Seeing the possibilities

April 22, 2013 by Sue Reeves

Image of cardboard box

Corrugated cardboard and duct tape make a low-tech adaptive device.

With corrugated cardboard and duct tape, Amy Henningson can change the world.

Henningson, an occupational therapist with the Up to 3 Early Intervention program at Utah State University’s Center for Persons with Disabilities, recently created  a device for a boy who isn’t able to use his pointer finger. Essentially, it’s a cardboard box surrounding a switch-operated computer mouse. By inserting a finger into the hole in the cardboard, the boy can activate the switch that will make something happen—music will play or a game will start—on the computer screen. The more success he has at pointing his finger at the target, the more often he will be rewarded with some activity by the computer.

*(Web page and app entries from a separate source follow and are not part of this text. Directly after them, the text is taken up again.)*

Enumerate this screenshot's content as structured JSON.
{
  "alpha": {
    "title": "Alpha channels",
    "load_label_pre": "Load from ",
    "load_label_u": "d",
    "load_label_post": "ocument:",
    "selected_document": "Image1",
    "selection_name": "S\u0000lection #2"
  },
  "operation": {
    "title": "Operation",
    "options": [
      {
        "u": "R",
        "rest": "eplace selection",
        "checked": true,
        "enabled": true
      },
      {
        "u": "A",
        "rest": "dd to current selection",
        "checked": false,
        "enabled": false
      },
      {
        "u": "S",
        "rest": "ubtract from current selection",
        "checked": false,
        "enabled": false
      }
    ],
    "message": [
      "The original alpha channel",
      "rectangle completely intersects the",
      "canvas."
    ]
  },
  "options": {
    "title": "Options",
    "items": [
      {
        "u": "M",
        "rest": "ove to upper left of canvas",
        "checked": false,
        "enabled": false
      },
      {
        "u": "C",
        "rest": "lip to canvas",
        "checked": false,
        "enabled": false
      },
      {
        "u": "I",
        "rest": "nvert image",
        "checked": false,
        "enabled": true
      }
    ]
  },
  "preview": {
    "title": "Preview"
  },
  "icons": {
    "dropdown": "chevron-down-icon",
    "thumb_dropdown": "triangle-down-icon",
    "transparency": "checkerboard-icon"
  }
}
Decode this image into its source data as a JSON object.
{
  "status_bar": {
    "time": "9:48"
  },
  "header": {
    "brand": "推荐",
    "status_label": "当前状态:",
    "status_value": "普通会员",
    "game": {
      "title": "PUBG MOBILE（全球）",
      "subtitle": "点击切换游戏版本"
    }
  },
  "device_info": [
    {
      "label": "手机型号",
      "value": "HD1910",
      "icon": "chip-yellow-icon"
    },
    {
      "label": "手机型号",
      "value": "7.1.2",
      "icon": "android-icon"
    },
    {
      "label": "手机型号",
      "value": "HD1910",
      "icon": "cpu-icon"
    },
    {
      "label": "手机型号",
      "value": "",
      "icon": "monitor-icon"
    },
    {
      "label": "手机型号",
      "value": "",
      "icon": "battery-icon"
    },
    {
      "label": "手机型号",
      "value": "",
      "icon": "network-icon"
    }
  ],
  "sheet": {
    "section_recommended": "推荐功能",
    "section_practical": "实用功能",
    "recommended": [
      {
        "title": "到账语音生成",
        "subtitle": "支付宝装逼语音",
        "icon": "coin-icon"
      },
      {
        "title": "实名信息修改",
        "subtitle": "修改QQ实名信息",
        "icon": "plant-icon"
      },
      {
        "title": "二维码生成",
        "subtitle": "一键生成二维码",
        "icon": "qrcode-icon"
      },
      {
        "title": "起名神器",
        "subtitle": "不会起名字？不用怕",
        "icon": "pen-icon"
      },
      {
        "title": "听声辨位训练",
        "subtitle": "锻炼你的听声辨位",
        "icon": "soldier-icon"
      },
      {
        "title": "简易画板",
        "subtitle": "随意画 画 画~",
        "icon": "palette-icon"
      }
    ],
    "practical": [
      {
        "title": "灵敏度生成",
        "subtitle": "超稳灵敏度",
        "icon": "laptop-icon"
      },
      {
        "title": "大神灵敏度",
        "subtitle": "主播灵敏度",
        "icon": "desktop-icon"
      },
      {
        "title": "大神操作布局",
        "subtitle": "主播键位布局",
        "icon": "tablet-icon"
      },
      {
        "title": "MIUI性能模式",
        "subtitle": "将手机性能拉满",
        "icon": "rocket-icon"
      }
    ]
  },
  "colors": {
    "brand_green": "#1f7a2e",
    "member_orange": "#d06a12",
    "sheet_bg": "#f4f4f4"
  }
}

Often, the goal of assistive technology—to figure out what the need is and then make it possible—is not always the same thing as what is developmentally appropriate, Henningson said. And it doesn’t always have to be an expensive, high-tech solution. For ideas on ways parents can make adaptive technology for their own children, Henningson suggested Arizona State University’s Tots-n-Tech website. Photos and instructions are downloadable.

Disability: A natural part of the human experience

April 19, 2013 by Sue Reeves

Illustration of web browser.Gordon Richins, the Consumer Liaison at Utah State University’s Center for Persons with Disabilities, recently presented at the Bear River Association of Governments (BRAG) Housing and Human Services multi-agency meeting at the Riverwoods conference center in Logan. About 50 people representing different organizations, as well as representatives from Cache, Box Elder and Rich county governments, attended the presentation.

“In the old paradigm of disability, individuals with disabilities were thought to be broken and needed to be fixed by the medical field,” Richins said. “In the new paradigm of disability, individuals with disabilities are not broken–It is the systems and the environments that are broken and need to be fixed, so individuals with disabilities are included in all aspects of life.”

As part of his presentation, Richins offered a list of websites that can be used as resources by people with disabilities or organizations/programs who want to know more about disability programs and services.

Websites to bookmark:

Center for Persons with Disabilities at Utah State University (CPD)

Utah Assistive Technology Program (UATP) 

Developmental Skills Laboratory (DSL)

USU Disability Resource Center 

Bear River Mobility Management 

OPTIONS for Independence

Cache Employment and Training Center 

Cache Valley Adult Day Center

Rocky Mountain ADA Center

Utah Parents’ Center 

Utah Developmental Disabilities Council  

Disability Law Center

Vocational Rehabilitation (State Office of Rehabilitation)

Division of Workforce Services

Division of Services for People with Disabilities